Deanna Bowen will share her research on the personal, political, and playful intersection of family legend, urban violence, and racial tensions unaddressed by the decriminalization and resulting paradigm shift of the Omnibus Criminal Law Amendment Act 1969. Deanna Bowen will discuss her research on the criminalization of Black nightclubs in a city known for its racist real estate, urban “renewal” activities, and frontier status in the struggle to undo the misery of the war on drugs. In this, Bowen’s work parallels that of queer historians tracking why and how and to whose benefit the crack-down on queer nightlife worsened and intensified in the very decade after sodomy and abortion were finally legalized in Canada. A song for Vancouver’s Black nightlife, and a story of brutally forgotten bodies.
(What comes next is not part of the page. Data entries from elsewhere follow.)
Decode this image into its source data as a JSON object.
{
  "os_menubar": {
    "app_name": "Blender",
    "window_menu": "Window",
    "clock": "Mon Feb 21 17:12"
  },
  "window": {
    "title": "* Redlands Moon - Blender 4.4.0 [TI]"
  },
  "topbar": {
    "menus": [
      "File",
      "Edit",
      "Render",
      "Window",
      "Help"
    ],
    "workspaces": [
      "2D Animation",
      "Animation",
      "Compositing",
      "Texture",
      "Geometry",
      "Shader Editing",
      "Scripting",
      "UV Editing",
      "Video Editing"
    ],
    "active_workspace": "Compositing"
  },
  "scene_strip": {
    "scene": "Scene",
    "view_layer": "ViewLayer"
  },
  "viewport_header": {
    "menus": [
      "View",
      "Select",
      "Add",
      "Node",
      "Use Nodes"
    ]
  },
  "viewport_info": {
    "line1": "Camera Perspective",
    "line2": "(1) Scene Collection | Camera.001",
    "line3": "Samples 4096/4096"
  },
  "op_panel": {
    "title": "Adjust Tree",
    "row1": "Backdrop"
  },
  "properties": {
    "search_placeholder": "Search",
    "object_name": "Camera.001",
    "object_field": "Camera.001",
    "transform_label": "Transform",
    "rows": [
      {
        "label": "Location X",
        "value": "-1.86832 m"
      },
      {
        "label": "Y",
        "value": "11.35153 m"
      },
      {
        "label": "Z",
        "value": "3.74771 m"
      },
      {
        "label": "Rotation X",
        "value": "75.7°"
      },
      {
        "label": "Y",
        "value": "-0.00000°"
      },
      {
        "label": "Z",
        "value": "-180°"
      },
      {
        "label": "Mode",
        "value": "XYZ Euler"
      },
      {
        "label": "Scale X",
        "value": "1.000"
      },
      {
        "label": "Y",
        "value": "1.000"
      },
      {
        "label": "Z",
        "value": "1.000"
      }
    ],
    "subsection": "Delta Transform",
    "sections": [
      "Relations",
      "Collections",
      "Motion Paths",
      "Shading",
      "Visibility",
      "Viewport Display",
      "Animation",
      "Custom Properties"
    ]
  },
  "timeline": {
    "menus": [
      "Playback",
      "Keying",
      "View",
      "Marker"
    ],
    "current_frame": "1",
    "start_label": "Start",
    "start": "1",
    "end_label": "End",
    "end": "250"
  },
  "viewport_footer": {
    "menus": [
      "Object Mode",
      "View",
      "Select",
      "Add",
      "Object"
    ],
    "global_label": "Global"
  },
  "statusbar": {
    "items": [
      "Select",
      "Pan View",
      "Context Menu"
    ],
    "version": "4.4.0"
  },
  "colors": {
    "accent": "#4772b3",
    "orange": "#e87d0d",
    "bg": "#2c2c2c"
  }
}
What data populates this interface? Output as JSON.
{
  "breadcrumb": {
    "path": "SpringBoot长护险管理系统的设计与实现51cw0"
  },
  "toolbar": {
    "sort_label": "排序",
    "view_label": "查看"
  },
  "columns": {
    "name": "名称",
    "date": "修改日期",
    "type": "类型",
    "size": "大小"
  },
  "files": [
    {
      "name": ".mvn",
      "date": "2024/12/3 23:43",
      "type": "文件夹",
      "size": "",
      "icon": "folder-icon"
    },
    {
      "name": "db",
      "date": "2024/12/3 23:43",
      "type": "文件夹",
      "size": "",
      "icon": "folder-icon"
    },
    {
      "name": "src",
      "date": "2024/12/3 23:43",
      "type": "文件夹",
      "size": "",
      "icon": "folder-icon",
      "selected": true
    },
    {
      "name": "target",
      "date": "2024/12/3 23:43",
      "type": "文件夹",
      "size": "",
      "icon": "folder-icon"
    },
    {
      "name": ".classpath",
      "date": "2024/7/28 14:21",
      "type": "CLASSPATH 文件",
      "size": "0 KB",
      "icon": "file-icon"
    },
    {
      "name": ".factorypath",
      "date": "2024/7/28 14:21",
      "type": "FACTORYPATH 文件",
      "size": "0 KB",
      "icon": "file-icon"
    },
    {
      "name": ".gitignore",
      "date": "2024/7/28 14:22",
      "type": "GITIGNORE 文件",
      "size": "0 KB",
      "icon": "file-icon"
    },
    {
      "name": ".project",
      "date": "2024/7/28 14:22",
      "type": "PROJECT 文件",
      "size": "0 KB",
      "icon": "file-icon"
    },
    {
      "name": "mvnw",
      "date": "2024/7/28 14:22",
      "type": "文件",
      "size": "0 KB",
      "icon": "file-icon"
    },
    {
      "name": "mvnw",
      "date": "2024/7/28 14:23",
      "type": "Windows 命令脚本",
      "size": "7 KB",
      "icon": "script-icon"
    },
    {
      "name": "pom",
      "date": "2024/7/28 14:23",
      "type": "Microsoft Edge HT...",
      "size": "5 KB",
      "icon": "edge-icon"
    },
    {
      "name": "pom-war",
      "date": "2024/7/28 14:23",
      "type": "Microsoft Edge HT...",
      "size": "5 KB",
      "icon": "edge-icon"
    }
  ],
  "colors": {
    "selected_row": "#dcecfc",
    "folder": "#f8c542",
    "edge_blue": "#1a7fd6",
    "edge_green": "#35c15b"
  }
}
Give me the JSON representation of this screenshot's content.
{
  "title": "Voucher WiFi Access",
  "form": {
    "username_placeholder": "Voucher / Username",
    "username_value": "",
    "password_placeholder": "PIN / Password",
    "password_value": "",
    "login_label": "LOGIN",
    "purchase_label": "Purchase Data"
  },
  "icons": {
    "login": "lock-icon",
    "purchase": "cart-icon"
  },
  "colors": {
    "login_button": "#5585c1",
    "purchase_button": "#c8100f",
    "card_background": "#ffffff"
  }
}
Deanna Bowen (b. 1969, Oakland; lives in Toronto) is a descendant of the Alabama and Kentucky born Black Prairie pioneers of Amber Valley and Campsie, Alberta. Bowen’s family history has been the central pivot of her auto-ethnographic interdisciplinary works since the early 1990s. Her broader artistic/educational practice examines history, historical writing and the ways in which artistic and technological advancements impact individual and collective authorship. She has received several awards in support of her artistic practice including a 2016 Guggenheim Fellowship and the 2014 William H. Johnson Prize. Her work has been exhibited internationally in numerous film festivals and museums, including the Institute of Contemporary Art at the University of Pennsylvania, the Images Festival, Flux Projects, the Kassel Documentary Film and Video Festival, the Nasher Museum of Art at Duke University, and the Canadian Museum of Immigration at Pier 21, Halifax.
Wednesday, March 13, 2019 6:00-7:30pm.
Doors open at 5:30pm and space is limited.